[Entries from a dataset of interfaces]

* * * * * * * * *

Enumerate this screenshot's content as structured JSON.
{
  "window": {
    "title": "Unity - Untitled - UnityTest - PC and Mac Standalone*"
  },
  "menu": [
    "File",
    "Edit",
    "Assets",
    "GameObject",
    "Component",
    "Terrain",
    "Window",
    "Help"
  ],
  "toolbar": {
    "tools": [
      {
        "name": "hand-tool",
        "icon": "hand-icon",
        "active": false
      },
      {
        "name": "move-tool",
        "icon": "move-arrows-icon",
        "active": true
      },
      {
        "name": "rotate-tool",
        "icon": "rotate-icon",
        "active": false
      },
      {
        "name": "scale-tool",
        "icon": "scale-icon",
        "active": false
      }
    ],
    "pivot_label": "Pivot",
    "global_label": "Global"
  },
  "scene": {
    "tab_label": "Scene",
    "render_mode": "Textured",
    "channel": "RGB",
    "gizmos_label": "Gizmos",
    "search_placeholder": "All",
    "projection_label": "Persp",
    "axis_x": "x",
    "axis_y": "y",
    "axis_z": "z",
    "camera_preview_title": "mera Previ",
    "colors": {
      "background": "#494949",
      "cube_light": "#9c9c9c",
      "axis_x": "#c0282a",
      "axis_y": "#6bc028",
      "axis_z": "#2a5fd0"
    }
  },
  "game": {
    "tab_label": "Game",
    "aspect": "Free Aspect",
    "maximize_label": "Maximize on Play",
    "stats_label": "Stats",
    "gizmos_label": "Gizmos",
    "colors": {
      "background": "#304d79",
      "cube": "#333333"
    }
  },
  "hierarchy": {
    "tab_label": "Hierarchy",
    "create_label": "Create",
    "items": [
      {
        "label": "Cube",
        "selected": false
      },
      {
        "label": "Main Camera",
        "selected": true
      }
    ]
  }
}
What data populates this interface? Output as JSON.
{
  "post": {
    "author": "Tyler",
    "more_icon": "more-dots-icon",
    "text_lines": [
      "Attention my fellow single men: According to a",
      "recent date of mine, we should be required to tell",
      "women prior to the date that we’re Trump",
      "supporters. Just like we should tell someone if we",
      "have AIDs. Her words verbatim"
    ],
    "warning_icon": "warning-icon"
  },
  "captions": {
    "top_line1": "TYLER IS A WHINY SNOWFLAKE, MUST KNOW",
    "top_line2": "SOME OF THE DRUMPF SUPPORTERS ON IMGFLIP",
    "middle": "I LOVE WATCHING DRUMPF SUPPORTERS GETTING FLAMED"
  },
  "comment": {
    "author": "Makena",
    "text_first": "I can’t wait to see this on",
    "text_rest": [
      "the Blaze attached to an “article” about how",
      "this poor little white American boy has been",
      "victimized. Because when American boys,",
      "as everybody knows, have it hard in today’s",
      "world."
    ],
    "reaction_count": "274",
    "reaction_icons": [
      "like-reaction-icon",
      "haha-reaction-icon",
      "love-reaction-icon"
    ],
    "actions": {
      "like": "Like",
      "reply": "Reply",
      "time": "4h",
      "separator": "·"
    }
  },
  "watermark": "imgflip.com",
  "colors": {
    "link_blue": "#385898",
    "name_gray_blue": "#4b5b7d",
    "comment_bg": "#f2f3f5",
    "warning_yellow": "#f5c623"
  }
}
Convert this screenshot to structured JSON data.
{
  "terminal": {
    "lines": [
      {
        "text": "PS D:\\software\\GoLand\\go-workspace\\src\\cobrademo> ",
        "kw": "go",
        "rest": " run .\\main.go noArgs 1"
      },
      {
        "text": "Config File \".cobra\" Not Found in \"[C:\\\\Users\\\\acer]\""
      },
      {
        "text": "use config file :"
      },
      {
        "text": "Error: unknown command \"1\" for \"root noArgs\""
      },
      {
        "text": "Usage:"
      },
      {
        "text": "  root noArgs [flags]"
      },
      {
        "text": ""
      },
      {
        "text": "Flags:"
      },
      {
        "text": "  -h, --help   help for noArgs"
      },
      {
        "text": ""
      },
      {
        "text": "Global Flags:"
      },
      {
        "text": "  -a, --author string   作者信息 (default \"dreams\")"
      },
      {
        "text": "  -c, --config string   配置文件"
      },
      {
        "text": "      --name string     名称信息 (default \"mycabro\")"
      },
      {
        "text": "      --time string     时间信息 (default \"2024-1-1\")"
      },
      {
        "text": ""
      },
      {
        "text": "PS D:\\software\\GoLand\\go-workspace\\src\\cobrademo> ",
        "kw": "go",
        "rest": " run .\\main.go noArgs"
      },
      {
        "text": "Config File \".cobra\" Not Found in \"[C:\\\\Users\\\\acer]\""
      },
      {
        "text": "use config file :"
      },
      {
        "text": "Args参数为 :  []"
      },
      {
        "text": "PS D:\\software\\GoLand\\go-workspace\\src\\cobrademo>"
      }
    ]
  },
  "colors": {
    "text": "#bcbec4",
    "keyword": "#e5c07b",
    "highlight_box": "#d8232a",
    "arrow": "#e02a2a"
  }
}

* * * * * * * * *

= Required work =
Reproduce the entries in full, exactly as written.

= Result =
Enumerate this screenshot's content as structured JSON.
{
  "window": {
    "title": "Unity - Untitled - UnityTest - PC and Mac Standalone*"
  },
  "menu": [
    "File",
    "Edit",
    "Assets",
    "GameObject",
    "Component",
    "Terrain",
    "Window",
    "Help"
  ],
  "toolbar": {
    "tools": [
      {
        "name": "hand-tool",
        "icon": "hand-icon",
        "active": false
      },
      {
        "name": "move-tool",
        "icon": "move-arrows-icon",
        "active": true
      },
      {
        "name": "rotate-tool",
        "icon": "rotate-icon",
        "active": false
      },
      {
        "name": "scale-tool",
        "icon": "scale-icon",
        "active": false
      }
    ],
    "pivot_label": "Pivot",
    "global_label": "Global"
  },
  "scene": {
    "tab_label": "Scene",
    "render_mode": "Textured",
    "channel": "RGB",
    "gizmos_label": "Gizmos",
    "search_placeholder": "All",
    "projection_label": "Persp",
    "axis_x": "x",
    "axis_y": "y",
    "axis_z": "z",
    "camera_preview_title": "mera Previ",
    "colors": {
      "background": "#494949",
      "cube_light": "#9c9c9c",
      "axis_x": "#c0282a",
      "axis_y": "#6bc028",
      "axis_z": "#2a5fd0"
    }
  },
  "game": {
    "tab_label": "Game",
    "aspect": "Free Aspect",
    "maximize_label": "Maximize on Play",
    "stats_label": "Stats",
    "gizmos_label": "Gizmos",
    "colors": {
      "background": "#304d79",
      "cube": "#333333"
    }
  },
  "hierarchy": {
    "tab_label": "Hierarchy",
    "create_label": "Create",
    "items": [
      {
        "label": "Cube",
        "selected": false
      },
      {
        "label": "Main Camera",
        "selected": true
      }
    ]
  }
}
What data populates this interface? Output as JSON.
{
  "post": {
    "author": "Tyler",
    "more_icon": "more-dots-icon",
    "text_lines": [
      "Attention my fellow single men: According to a",
      "recent date of mine, we should be required to tell",
      "women prior to the date that we’re Trump",
      "supporters. Just like we should tell someone if we",
      "have AIDs. Her words verbatim"
    ],
    "warning_icon": "warning-icon"
  },
  "captions": {
    "top_line1": "TYLER IS A WHINY SNOWFLAKE, MUST KNOW",
    "top_line2": "SOME OF THE DRUMPF SUPPORTERS ON IMGFLIP",
    "middle": "I LOVE WATCHING DRUMPF SUPPORTERS GETTING FLAMED"
  },
  "comment": {
    "author": "Makena",
    "text_first": "I can’t wait to see this on",
    "text_rest": [
      "the Blaze attached to an “article” about how",
      "this poor little white American boy has been",
      "victimized. Because when American boys,",
      "as everybody knows, have it hard in today’s",
      "world."
    ],
    "reaction_count": "274",
    "reaction_icons": [
      "like-reaction-icon",
      "haha-reaction-icon",
      "love-reaction-icon"
    ],
    "actions": {
      "like": "Like",
      "reply": "Reply",
      "time": "4h",
      "separator": "·"
    }
  },
  "watermark": "imgflip.com",
  "colors": {
    "link_blue": "#385898",
    "name_gray_blue": "#4b5b7d",
    "comment_bg": "#f2f3f5",
    "warning_yellow": "#f5c623"
  }
}
Convert this screenshot to structured JSON data.
{
  "terminal": {
    "lines": [
      {
        "text": "PS D:\\software\\GoLand\\go-workspace\\src\\cobrademo> ",
        "kw": "go",
        "rest": " run .\\main.go noArgs 1"
      },
      {
        "text": "Config File \".cobra\" Not Found in \"[C:\\\\Users\\\\acer]\""
      },
      {
        "text": "use config file :"
      },
      {
        "text": "Error: unknown command \"1\" for \"root noArgs\""
      },
      {
        "text": "Usage:"
      },
      {
        "text": "  root noArgs [flags]"
      },
      {
        "text": ""
      },
      {
        "text": "Flags:"
      },
      {
        "text": "  -h, --help   help for noArgs"
      },
      {
        "text": ""
      },
      {
        "text": "Global Flags:"
      },
      {
        "text": "  -a, --author string   作者信息 (default \"dreams\")"
      },
      {
        "text": "  -c, --config string   配置文件"
      },
      {
        "text": "      --name string     名称信息 (default \"mycabro\")"
      },
      {
        "text": "      --time string     时间信息 (default \"2024-1-1\")"
      },
      {
        "text": ""
      },
      {
        "text": "PS D:\\software\\GoLand\\go-workspace\\src\\cobrademo> ",
        "kw": "go",
        "rest": " run .\\main.go noArgs"
      },
      {
        "text": "Config File \".cobra\" Not Found in \"[C:\\\\Users\\\\acer]\""
      },
      {
        "text": "use config file :"
      },
      {
        "text": "Args参数为 :  []"
      },
      {
        "text": "PS D:\\software\\GoLand\\go-workspace\\src\\cobrademo>"
      }
    ]
  },
  "colors": {
    "text": "#bcbec4",
    "keyword": "#e5c07b",
    "highlight_box": "#d8232a",
    "arrow": "#e02a2a"
  }
}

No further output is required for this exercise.